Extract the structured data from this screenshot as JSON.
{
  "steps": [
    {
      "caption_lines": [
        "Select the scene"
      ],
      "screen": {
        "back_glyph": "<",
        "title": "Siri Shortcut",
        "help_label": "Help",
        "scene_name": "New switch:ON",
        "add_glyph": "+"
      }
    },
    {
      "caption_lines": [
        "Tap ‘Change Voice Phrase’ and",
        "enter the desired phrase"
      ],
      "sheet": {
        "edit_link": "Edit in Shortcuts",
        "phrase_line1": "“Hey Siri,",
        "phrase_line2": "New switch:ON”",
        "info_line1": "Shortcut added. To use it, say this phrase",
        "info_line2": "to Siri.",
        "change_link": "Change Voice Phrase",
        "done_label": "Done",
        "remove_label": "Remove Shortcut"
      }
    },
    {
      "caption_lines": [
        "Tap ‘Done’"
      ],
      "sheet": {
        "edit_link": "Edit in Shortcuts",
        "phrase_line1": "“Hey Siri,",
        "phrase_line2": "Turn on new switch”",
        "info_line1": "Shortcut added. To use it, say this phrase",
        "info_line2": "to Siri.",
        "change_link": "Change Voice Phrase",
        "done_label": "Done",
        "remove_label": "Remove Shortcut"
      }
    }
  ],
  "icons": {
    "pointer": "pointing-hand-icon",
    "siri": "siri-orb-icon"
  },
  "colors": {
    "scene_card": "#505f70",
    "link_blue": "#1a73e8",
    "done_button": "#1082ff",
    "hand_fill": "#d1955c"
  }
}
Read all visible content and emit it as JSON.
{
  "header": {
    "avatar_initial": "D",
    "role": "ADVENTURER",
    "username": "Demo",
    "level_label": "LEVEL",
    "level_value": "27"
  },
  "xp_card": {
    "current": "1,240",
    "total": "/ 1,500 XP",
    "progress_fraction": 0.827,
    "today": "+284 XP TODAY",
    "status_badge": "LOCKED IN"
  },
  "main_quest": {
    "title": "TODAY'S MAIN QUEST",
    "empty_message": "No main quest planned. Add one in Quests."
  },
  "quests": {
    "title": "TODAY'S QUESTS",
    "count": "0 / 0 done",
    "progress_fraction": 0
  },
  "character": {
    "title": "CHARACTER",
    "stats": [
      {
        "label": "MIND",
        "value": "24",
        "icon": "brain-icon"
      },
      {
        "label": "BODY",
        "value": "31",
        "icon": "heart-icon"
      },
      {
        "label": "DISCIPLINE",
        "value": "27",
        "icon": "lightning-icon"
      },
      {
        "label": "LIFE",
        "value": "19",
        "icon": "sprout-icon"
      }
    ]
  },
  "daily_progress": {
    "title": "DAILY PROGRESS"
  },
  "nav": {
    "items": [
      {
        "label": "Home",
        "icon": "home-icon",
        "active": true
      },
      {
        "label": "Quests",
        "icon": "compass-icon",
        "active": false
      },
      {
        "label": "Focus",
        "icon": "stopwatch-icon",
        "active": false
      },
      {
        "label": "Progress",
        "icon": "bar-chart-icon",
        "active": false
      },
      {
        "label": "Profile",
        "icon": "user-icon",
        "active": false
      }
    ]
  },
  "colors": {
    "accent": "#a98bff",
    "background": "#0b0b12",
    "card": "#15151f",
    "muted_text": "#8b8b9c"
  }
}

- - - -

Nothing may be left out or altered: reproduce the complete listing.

# [ANSWER BELOW]
Extract the structured data from this screenshot as JSON.
{
  "steps": [
    {
      "caption_lines": [
        "Select the scene"
      ],
      "screen": {
        "back_glyph": "<",
        "title": "Siri Shortcut",
        "help_label": "Help",
        "scene_name": "New switch:ON",
        "add_glyph": "+"
      }
    },
    {
      "caption_lines": [
        "Tap ‘Change Voice Phrase’ and",
        "enter the desired phrase"
      ],
      "sheet": {
        "edit_link": "Edit in Shortcuts",
        "phrase_line1": "“Hey Siri,",
        "phrase_line2": "New switch:ON”",
        "info_line1": "Shortcut added. To use it, say this phrase",
        "info_line2": "to Siri.",
        "change_link": "Change Voice Phrase",
        "done_label": "Done",
        "remove_label": "Remove Shortcut"
      }
    },
    {
      "caption_lines": [
        "Tap ‘Done’"
      ],
      "sheet": {
        "edit_link": "Edit in Shortcuts",
        "phrase_line1": "“Hey Siri,",
        "phrase_line2": "Turn on new switch”",
        "info_line1": "Shortcut added. To use it, say this phrase",
        "info_line2": "to Siri.",
        "change_link": "Change Voice Phrase",
        "done_label": "Done",
        "remove_label": "Remove Shortcut"
      }
    }
  ],
  "icons": {
    "pointer": "pointing-hand-icon",
    "siri": "siri-orb-icon"
  },
  "colors": {
    "scene_card": "#505f70",
    "link_blue": "#1a73e8",
    "done_button": "#1082ff",
    "hand_fill": "#d1955c"
  }
}
Read all visible content and emit it as JSON.
{
  "header": {
    "avatar_initial": "D",
    "role": "ADVENTURER",
    "username": "Demo",
    "level_label": "LEVEL",
    "level_value": "27"
  },
  "xp_card": {
    "current": "1,240",
    "total": "/ 1,500 XP",
    "progress_fraction": 0.827,
    "today": "+284 XP TODAY",
    "status_badge": "LOCKED IN"
  },
  "main_quest": {
    "title": "TODAY'S MAIN QUEST",
    "empty_message": "No main quest planned. Add one in Quests."
  },
  "quests": {
    "title": "TODAY'S QUESTS",
    "count": "0 / 0 done",
    "progress_fraction": 0
  },
  "character": {
    "title": "CHARACTER",
    "stats": [
      {
        "label": "MIND",
        "value": "24",
        "icon": "brain-icon"
      },
      {
        "label": "BODY",
        "value": "31",
        "icon": "heart-icon"
      },
      {
        "label": "DISCIPLINE",
        "value": "27",
        "icon": "lightning-icon"
      },
      {
        "label": "LIFE",
        "value": "19",
        "icon": "sprout-icon"
      }
    ]
  },
  "daily_progress": {
    "title": "DAILY PROGRESS"
  },
  "nav": {
    "items": [
      {
        "label": "Home",
        "icon": "home-icon",
        "active": true
      },
      {
        "label": "Quests",
        "icon": "compass-icon",
        "active": false
      },
      {
        "label": "Focus",
        "icon": "stopwatch-icon",
        "active": false
      },
      {
        "label": "Progress",
        "icon": "bar-chart-icon",
        "active": false
      },
      {
        "label": "Profile",
        "icon": "user-icon",
        "active": false
      }
    ]
  },
  "colors": {
    "accent": "#a98bff",
    "background": "#0b0b12",
    "card": "#15151f",
    "muted_text": "#8b8b9c"
  }
}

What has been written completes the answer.